Tuesday, March 7, 2006

Case Law Development: Trial Courts May Not Prohibit Bankruptcy or Require Continued Military Service as Means of Enforcing Divsion of Pension

The Florida Court of Appeals reversed a trial court's order regarding Husband's military pension because the order contained language exceeding the trial court's power.  For example, the order provided that husband could not merge his military pesnions with disability benefits, had to remain "an active member of the military until such time as his retirement benefits are fully vested," and could not declare bankruptcy.  The appellate court noted that the court does not have the power to make these orders in a dissolution action.  Moreover, the trial court's order suggested that payments due wife "shall be enforceable by contempt power of the Court" which the court of appeals noted would not be true as the division of the pension is a judgment dividing property, not an equitable order enforceable through contempt.

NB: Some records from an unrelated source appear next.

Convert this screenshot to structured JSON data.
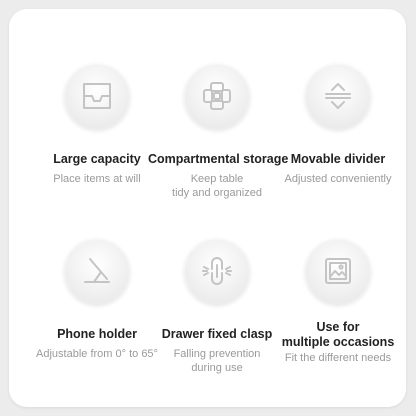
{
  "features": [
    {
      "icon": "tray-icon",
      "title": "Large capacity",
      "description": "Place items at will"
    },
    {
      "icon": "compartments-icon",
      "title": "Compartmental storage",
      "description_lines": [
        "Keep table",
        "tidy and organized"
      ]
    },
    {
      "icon": "divider-arrows-icon",
      "title": "Movable divider",
      "description": "Adjusted conveniently"
    },
    {
      "icon": "phone-stand-icon",
      "title": "Phone holder",
      "description": "Adjustable from 0° to 65°"
    },
    {
      "icon": "clasp-icon",
      "title": "Drawer fixed clasp",
      "description_lines": [
        "Falling prevention",
        "during use"
      ]
    },
    {
      "icon": "picture-icon",
      "title_lines": [
        "Use for",
        "multiple occasions"
      ],
      "description": "Fit the different needs"
    }
  ],
  "colors": {
    "background": "#ececec",
    "card": "#ffffff",
    "title": "#222222",
    "description": "#9a9a9a",
    "icon": "#c4c4c4"
  }
}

Oglesby v. Oglesby, 2006 Fla. App. LEXIS 3041 (March 3, 2006)
Opinion on the web (last visited March 6, 2006 bgf)

http://lawprofessors.typepad.com/family_law/2006/03/case_law_develo_8.html

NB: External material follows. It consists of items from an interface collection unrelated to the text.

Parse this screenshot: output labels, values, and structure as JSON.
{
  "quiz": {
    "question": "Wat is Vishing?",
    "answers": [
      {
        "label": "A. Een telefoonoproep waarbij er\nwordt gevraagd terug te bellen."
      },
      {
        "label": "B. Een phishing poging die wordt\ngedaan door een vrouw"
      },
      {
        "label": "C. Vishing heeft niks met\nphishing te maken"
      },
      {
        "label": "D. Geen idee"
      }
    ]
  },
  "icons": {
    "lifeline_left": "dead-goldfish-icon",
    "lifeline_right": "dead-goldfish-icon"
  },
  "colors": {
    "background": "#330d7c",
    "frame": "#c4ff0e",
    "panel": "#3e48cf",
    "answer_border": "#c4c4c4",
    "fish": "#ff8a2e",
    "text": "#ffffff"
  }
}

Property Division | Permalink

TrackBack URL for this entry:

http://www.typepad.com/services/trackback/6a00d8341bfae553ef00d835280e4a53ef

Listed below are links to weblogs that reference Case Law Development: Trial Courts May Not Prohibit Bankruptcy or Require Continued Military Service as Means of Enforcing Divsion of Pension:

Comments

Post a comment